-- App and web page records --
* * * * * * * * *

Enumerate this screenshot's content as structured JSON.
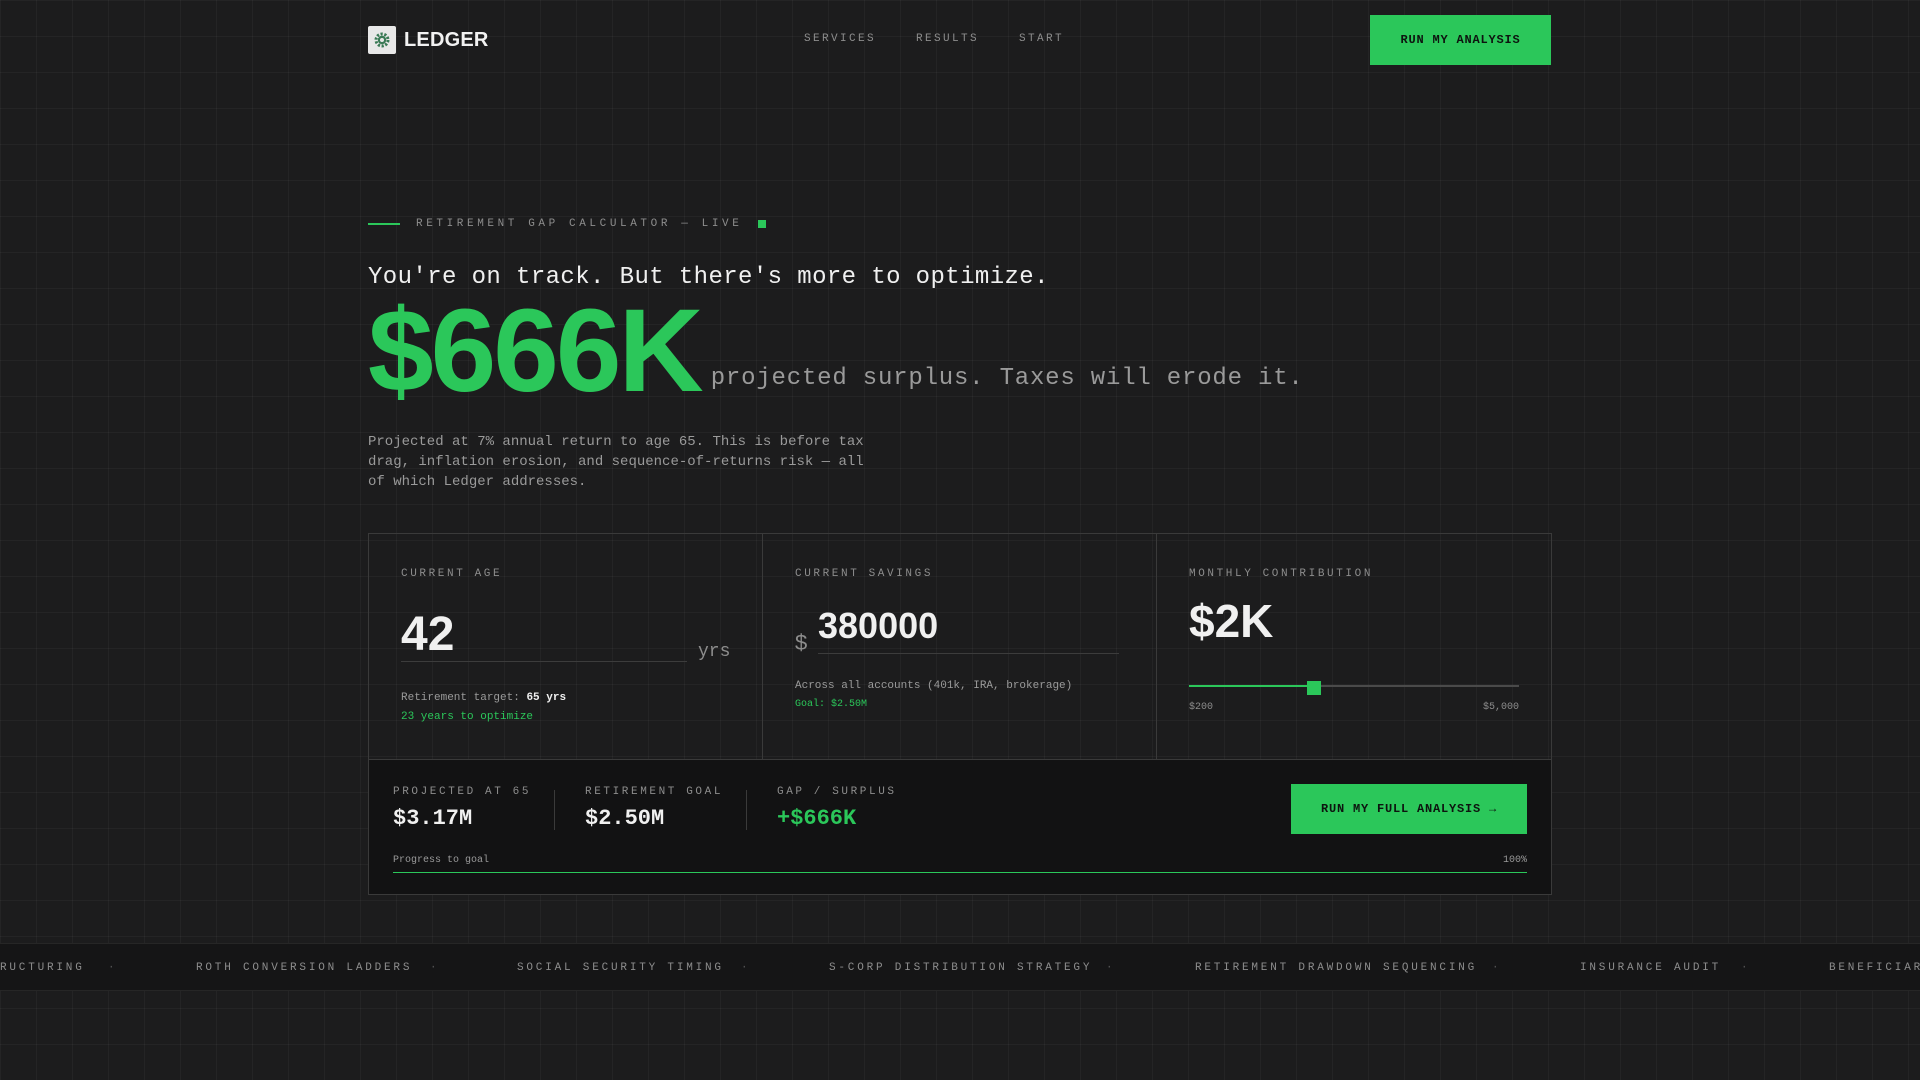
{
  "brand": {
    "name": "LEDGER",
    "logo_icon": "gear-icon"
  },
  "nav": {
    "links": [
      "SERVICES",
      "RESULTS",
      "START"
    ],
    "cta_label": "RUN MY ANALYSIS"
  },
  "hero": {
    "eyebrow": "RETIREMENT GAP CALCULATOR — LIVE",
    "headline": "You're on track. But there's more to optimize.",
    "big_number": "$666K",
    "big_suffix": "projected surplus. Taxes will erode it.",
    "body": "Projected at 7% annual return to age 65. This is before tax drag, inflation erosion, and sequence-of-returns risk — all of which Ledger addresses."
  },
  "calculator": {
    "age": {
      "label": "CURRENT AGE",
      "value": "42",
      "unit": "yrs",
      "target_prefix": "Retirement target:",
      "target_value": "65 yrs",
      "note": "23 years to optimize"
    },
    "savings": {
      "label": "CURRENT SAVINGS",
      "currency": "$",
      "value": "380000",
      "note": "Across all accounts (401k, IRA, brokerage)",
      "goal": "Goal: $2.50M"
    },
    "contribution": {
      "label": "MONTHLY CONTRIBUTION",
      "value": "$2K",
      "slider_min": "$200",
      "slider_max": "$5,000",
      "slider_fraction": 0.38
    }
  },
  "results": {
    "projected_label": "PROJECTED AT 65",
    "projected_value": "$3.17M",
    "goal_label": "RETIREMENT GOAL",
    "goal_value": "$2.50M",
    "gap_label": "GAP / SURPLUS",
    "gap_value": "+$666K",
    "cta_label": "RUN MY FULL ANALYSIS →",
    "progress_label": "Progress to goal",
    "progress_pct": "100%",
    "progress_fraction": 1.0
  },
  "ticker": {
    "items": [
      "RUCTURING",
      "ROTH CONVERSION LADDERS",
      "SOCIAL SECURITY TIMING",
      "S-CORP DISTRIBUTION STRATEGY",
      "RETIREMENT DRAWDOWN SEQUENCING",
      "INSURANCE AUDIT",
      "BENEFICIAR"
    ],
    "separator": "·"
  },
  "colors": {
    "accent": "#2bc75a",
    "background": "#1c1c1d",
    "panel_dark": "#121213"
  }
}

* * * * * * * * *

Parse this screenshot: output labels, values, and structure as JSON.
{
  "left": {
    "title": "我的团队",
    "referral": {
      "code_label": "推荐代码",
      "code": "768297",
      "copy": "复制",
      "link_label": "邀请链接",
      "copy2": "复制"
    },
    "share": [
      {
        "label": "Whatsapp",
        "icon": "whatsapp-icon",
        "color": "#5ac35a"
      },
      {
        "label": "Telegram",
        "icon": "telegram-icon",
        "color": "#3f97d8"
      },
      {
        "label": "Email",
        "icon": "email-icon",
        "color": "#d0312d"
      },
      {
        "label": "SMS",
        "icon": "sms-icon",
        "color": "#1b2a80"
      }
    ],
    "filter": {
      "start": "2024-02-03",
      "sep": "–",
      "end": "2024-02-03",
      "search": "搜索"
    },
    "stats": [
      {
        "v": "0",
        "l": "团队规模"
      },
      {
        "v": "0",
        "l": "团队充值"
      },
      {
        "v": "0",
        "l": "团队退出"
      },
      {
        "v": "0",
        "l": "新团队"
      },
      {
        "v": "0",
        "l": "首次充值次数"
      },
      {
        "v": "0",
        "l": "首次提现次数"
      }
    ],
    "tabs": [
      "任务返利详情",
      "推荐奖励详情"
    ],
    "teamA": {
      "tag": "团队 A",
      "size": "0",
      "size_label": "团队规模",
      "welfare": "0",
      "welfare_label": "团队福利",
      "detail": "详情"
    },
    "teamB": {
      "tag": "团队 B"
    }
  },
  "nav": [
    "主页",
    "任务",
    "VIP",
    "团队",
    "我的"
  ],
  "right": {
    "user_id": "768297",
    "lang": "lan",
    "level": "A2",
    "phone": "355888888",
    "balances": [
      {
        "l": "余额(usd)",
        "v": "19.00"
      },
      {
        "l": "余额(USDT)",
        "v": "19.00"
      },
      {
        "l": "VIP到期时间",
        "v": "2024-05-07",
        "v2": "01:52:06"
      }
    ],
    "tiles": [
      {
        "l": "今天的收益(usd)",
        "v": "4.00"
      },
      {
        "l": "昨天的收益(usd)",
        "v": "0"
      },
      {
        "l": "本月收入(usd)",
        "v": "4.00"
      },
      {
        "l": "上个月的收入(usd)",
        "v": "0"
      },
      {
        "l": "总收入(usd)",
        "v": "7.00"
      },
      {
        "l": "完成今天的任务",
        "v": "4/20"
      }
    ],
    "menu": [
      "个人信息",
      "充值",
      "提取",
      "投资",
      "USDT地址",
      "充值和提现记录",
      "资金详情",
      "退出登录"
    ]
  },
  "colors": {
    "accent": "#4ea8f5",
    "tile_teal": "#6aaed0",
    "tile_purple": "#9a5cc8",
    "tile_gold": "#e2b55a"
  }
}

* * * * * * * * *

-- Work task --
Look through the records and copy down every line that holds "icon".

-- Task result --
    "logo_icon": "gear-icon"
        "icon": "whatsapp-icon",
        "icon": "telegram-icon",
        "icon": "email-icon",
        "icon": "sms-icon",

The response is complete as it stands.